# INPUT DATA
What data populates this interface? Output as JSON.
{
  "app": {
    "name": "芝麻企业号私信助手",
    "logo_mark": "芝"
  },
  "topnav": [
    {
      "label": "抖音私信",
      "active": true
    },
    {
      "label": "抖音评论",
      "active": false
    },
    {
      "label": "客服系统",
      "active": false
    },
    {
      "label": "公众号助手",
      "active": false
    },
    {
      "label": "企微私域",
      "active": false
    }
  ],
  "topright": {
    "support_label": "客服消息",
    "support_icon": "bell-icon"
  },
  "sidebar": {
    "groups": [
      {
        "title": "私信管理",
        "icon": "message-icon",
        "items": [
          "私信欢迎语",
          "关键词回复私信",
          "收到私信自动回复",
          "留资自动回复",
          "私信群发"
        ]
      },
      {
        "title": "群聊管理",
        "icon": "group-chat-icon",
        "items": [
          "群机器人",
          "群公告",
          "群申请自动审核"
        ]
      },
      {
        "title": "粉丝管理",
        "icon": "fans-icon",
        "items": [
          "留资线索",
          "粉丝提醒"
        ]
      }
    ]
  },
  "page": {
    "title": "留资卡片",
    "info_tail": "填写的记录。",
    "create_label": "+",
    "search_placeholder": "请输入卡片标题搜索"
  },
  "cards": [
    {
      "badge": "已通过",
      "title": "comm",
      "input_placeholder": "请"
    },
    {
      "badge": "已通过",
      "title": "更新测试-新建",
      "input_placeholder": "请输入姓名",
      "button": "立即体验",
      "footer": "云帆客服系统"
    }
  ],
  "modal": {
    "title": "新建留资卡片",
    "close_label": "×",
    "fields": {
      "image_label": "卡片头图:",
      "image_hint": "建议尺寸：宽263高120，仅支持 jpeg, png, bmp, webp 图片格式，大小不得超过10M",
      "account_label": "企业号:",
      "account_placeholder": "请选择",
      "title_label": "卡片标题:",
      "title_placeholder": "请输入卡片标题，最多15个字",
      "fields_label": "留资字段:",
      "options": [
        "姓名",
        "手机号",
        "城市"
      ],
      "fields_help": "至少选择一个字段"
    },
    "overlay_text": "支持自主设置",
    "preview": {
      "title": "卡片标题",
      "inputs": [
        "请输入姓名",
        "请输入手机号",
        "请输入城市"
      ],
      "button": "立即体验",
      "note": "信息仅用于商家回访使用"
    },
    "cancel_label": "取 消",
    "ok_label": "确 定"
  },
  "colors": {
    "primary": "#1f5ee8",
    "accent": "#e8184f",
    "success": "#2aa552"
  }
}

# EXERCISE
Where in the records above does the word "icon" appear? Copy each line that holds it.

# RESPONSE TO THE TASK
    "support_icon": "bell-icon"
        "icon": "message-icon",
        "icon": "group-chat-icon",
        "icon": "fans-icon",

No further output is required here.